However, our love of older games may actually be hurting the modern game industry. As a basic example, all of the resources that going into remastering and re-releasing beloved older titles could have gone towards creating something new.
And general nostalgia for old games sometimes leads to gamers wanting older-style gameplay in their modern games. Even though it is highly rated, some diehard Final Fantasy 7 fans were disappointed that the remake defaults to a fast-paced battle system instead of the older style. In other words, they were experiencing nostalgia for the older title’s gameplay and not just its characters and story, and this hurt their experience of the newer game.
4. Stress Intensifies Nostalgic Longing
It’s one thing to say that retro games trigger our nostalgic feelings for simpler times. But here’s the kicker: stress can make that longing so much worse!
Research from the University of Southampton discovered that stress and sadness were the emotions most likely to trigger nostalgia.

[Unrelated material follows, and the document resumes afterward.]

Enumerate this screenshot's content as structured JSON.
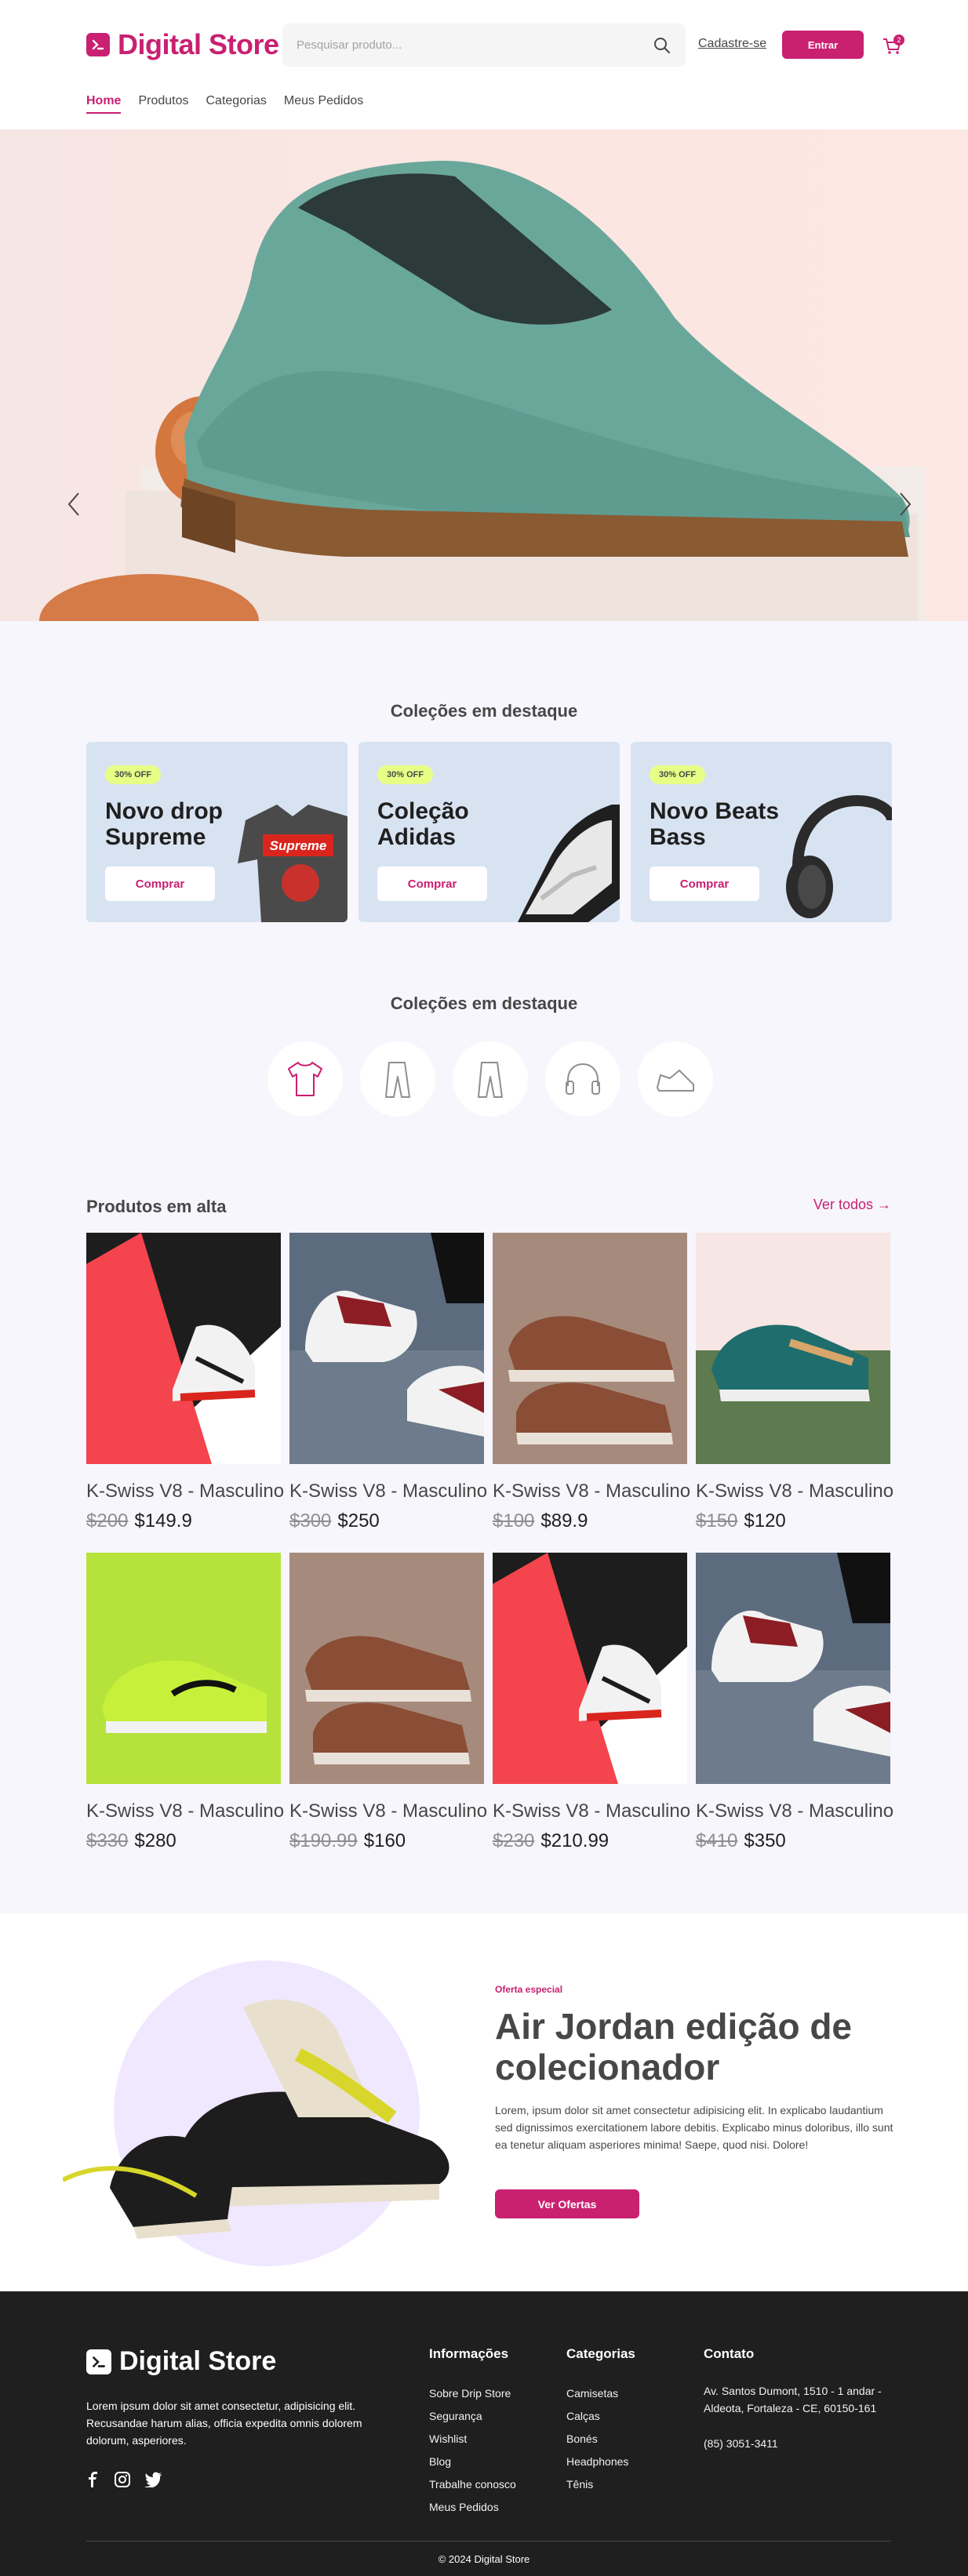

When the modern world is bumming us out, it’s simply human nature to throw on a beloved movie or bust out a favorite childhood game in order to feel better.
With that in mind, you can see why retro games just keep getting more popular. The world is full of stressors that range from climate change to COVID-19 to the erosion of the middle class. When your present and your future both look like they may be completely screwed, it’s no wonder so many people want to vanish (even temporarily) into childhood memories.
5. Memories Of Social Interaction
COVID-19 has certainly played its part in boosting retro nostalgia (just check out how retro gaming prices have jumped over the last year and a half) due to the stress factor. But COVID may be boosting nostalgia in another way: by fostering social isolation.
That same University of Southampton research discovered an interesting wrinkle about our nostalgia for older games. Specifically, they discovered that we don’t tend to focus on the times we played games by ourselves. Instead, we tend to remember things like visiting the arcade with friends, playing Mario Kart on the couch, and otherwise bonding together over the shared challenges and triumphs of video games.
Needless to say, one of the hallmarks of the COVID-19 pandemic is that many of us have had to spend long periods of time isolated from our friends and family members. Nostalgia for old games, then, is also a nostalgia for the times when we could freely hang out with our closest friends without worrying about anyone’s health or safety.
6. Nostalgia and the Gaming Identity
During the GamerGate saga, one of the contentious topics was the idea that “gamer” was an identity. This is why so many people raged at the Gamasutra article about how “‘Gamers’ Are Over”...while the writer wanted to comment on the definition of “gamer” shifting, many who consider “gamer” as their primary identity thought this and similar articles were an attack on their identity and lifestyle.
While the GamerGate people remain very sick in the head, their interpretation of “gamer” as an identity is actually tied to the appeal of retro titles. Researchers at Columbia University discovered that we tend to imprint on certain things at a young age, and these things tend to become central aspects of our identity. In other words, if you are playing games at a young enough age, you are likely to identify gaming as a key part of who you are.
How does this tie into modern nostalgia for classic games? Basically, when we remember ourselves playing these games, we remember ourselves at our best. You may suck at Starcraft 2, but you can revisit the original and remember when you were the best player at your school. And your life may feel out of control now, but you can grab a controller and remember the time you won that Street Fighter II tournament.
Whether you are feeling mild stress, missing your friends, or just need to remember who you were when times were better, retro video games provide a natural escape from time to time.